Tesla appears to be the only car maker to show case a massive upgrade in car range with a new generation of batteries.

That would be a failure then.
Producing the same range as you can get today with available car would be a failure.
Even with cheaper price it’s a dead end, since all existing manufacturer could ajust the price of what they already produce.
So, 150 miles would be the tresshold.

No one has ever said “i want a hyundai”

I want a Tesla. But chances are, that under could afford a Hyundai.

If they pack the Sonata with a big battery pack and have a good DC fast-charge port . . . that could be a compelling EV. Nice looking, decent aerodynamics, get a decent range, etc. . . . Sell for $40K or so.

BEV’s will surpass FCEV’s at an accelerated rate and when the soon to be commercialized high energy density batteries hit the market, the death knell will have been sounded!

This is very expected. The EU regulations makes it impossible to meet the emission requirements by 2020 without a very high number of low emission cars sold.
And today the best bet for the companies are PHEV’s to meet the requirements (with a number of BEV’s and other low emission vehicles of course in the mix).

So the Swedish and German car companies are already on it. So are the French (even though they are doing it by small regular low emission cars + BEV’s instead of PHEV’s).

Mitsubishi is almost already there in the EU.

And now Hyundai is announcing this.

What you should expect is that the US, Japanese and Korean brands will come with the same announcements fairly soon.

If you think CARB and California has any influence with a 3 million car market and a very very small portion of low emission cars needed. Imagine the force of the 13 million car market of the EU coming with these high number regulations.

Wait a minute. What is the source for these quotes? I can’t find any Hyundai press release with anything anywhere near this text. Where is there a source link?

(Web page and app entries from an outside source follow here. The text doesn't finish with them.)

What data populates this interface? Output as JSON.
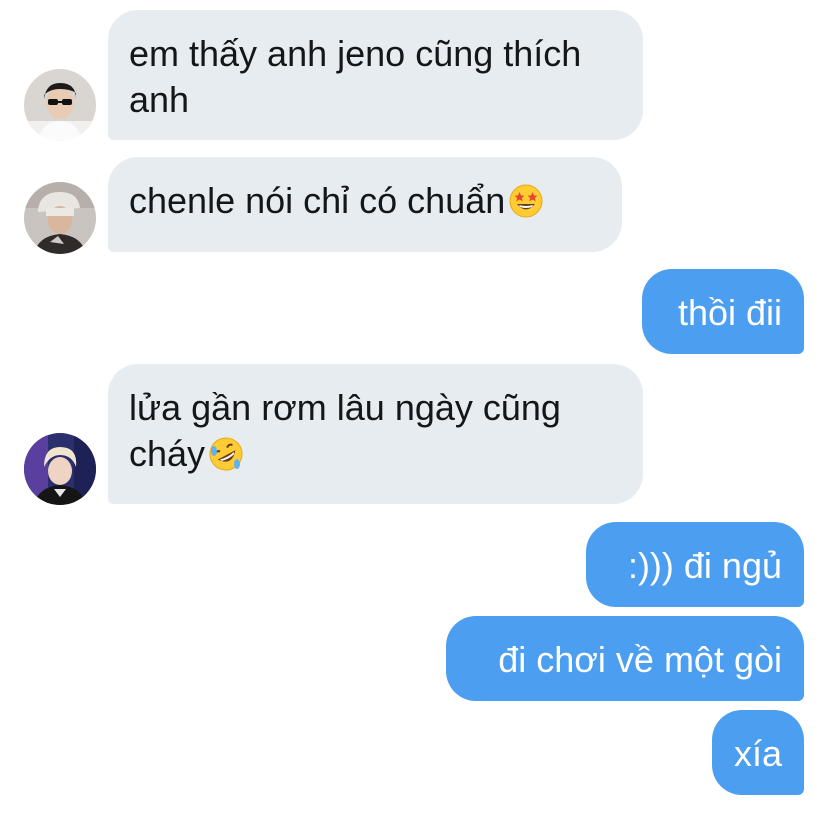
{
  "messages": [
    {
      "side": "incoming",
      "text": "em thấy anh jeno cũng thích anh",
      "avatar_icon": "avatar-boy-sunglasses-icon"
    },
    {
      "side": "incoming",
      "text": "chenle nói chỉ có chuẩn",
      "emoji": "star-struck-emoji-icon",
      "avatar_icon": "avatar-boy-cap-icon"
    },
    {
      "side": "outgoing",
      "text": "thồi đii"
    },
    {
      "side": "incoming",
      "text": "lửa gần rơm lâu ngày cũng cháy",
      "emoji": "rolling-on-floor-laughing-emoji-icon",
      "avatar_icon": "avatar-boy-blond-icon"
    },
    {
      "side": "outgoing",
      "text": ":))) đi ngủ"
    },
    {
      "side": "outgoing",
      "text": "đi chơi về một gòi"
    },
    {
      "side": "outgoing",
      "text": "xía"
    }
  ],
  "colors": {
    "incoming_bubble": "#e6ecf0",
    "outgoing_bubble": "#4c9ef0",
    "incoming_text": "#14171a",
    "outgoing_text": "#ffffff"
  }
}
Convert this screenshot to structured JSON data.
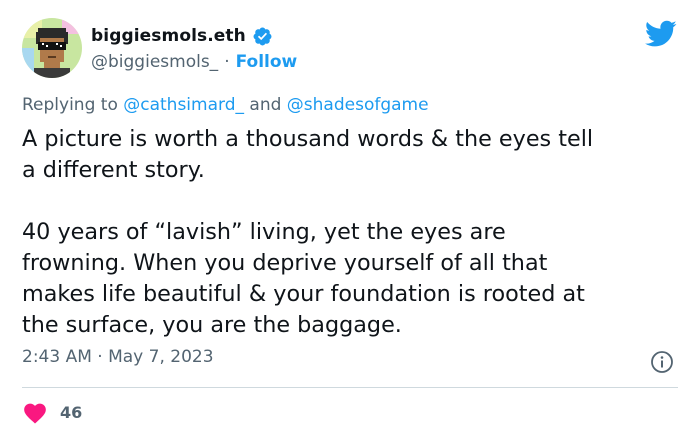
{
  "author": {
    "display_name": "biggiesmols.eth",
    "handle": "@biggiesmols_",
    "separator": "·",
    "follow_label": "Follow",
    "verified_icon": "verified-badge-icon",
    "avatar_icon": "pixel-punk-avatar"
  },
  "header": {
    "brand_icon": "twitter-bird-icon",
    "brand_color": "#1d9bf0"
  },
  "reply_context": {
    "prefix": "Replying to",
    "mention_1": "@cathsimard_",
    "conjunction": "and",
    "mention_2": "@shadesofgame"
  },
  "tweet": {
    "lines": [
      "A picture is worth a thousand words & the eyes tell",
      "a different story.",
      "",
      "40 years of “lavish” living, yet the eyes are",
      "frowning. When you deprive yourself of all that",
      "makes life beautiful & your foundation is rooted at",
      "the surface, you are the baggage."
    ]
  },
  "meta": {
    "timestamp": "2:43 AM · May 7, 2023",
    "info_icon": "info-icon"
  },
  "engagement": {
    "like_icon": "heart-icon",
    "like_color": "#f91880",
    "like_count": "46"
  }
}
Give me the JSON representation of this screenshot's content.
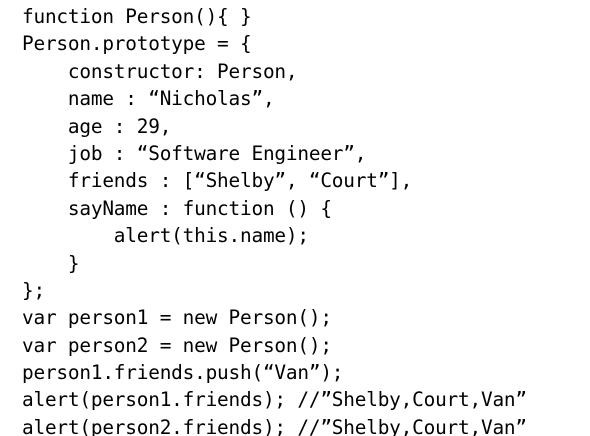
{
  "heading_fragment": "",
  "code": {
    "language": "JavaScript",
    "lines": [
      "function Person(){ }",
      "Person.prototype = {",
      "    constructor: Person,",
      "    name : “Nicholas”,",
      "    age : 29,",
      "    job : “Software Engineer”,",
      "    friends : [“Shelby”, “Court”],",
      "    sayName : function () {",
      "        alert(this.name);",
      "    }",
      "};",
      "var person1 = new Person();",
      "var person2 = new Person();",
      "person1.friends.push(“Van”);",
      "alert(person1.friends); //”Shelby,Court,Van”",
      "alert(person2.friends); //”Shelby,Court,Van”"
    ]
  },
  "colors": {
    "background": "#ffffff",
    "text": "#000000"
  }
}
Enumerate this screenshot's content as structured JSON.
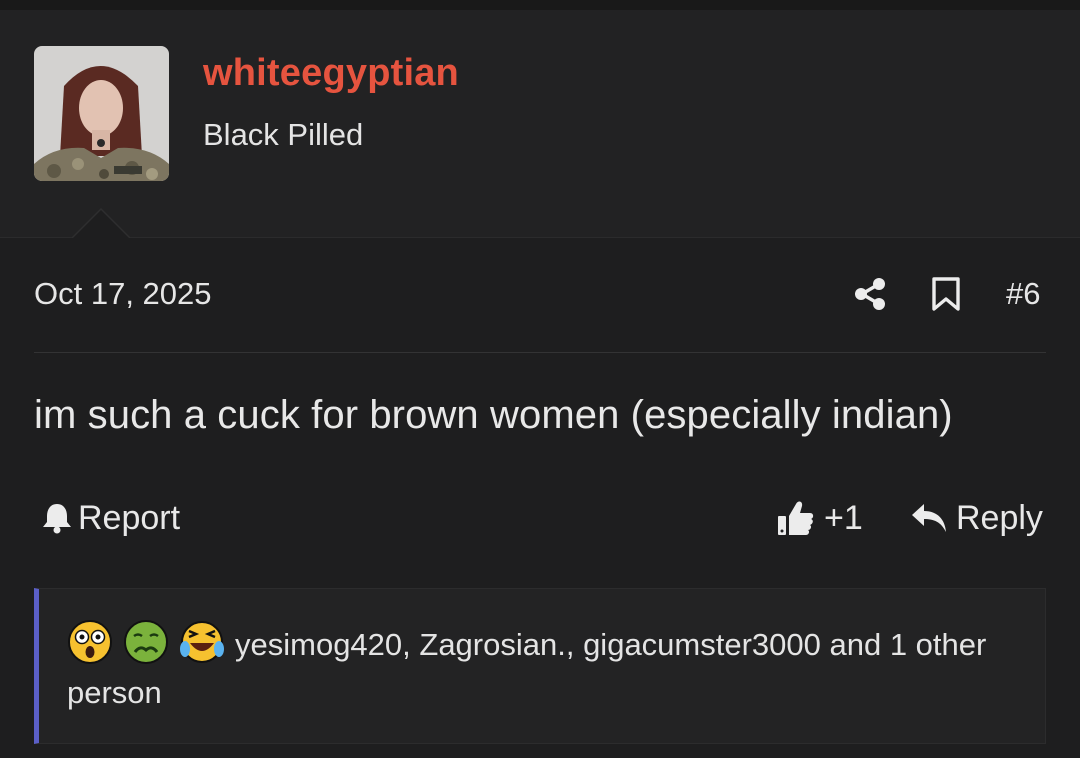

This is good! We need all the electric vehicles we can get. Hyundai is a major manufacturer and every manufacturer needs to have a BEV division. Customer demand will ensure each manufacturer swings its attention away from combustion engines. As always they need to keep an eye on fast recharging of the batteries to succeed. Since Tesla’s Supercharger patent is open for free licensing, they honestly should take advantage of that.